| Work task |
Of the entries that follow, how many lines hold the string "Authentification"? Write the number and nothing more.

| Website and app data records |
┄┄┄┄┄┄

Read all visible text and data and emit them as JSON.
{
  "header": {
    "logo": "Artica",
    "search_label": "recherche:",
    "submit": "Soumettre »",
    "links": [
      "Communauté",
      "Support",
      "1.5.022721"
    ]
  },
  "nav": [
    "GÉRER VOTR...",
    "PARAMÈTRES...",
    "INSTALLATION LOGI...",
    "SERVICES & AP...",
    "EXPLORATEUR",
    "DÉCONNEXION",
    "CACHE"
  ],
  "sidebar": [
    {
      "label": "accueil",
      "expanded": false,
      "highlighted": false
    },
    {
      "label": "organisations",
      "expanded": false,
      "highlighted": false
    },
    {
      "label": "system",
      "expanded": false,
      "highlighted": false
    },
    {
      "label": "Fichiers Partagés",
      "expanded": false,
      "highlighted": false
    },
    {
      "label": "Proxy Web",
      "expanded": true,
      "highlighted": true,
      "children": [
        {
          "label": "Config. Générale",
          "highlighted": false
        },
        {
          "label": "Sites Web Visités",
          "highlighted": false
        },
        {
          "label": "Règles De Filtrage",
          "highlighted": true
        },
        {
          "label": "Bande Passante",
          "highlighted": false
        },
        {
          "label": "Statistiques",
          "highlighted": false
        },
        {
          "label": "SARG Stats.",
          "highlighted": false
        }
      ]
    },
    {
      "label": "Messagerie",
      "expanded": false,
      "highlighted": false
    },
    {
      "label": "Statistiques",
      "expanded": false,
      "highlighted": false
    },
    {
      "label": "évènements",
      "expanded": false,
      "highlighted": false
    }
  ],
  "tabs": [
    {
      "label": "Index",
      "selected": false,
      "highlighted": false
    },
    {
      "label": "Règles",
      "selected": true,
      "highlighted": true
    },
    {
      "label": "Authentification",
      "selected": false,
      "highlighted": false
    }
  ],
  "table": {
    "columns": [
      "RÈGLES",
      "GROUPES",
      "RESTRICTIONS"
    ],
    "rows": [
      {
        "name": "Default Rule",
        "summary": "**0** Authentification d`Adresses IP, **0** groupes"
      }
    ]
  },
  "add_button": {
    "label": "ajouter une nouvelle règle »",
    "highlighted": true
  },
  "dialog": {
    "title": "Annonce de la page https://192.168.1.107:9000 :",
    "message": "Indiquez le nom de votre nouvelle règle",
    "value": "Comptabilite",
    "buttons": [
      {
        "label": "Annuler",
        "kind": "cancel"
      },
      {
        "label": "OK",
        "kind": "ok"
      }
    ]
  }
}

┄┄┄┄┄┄

| Result of the task |
2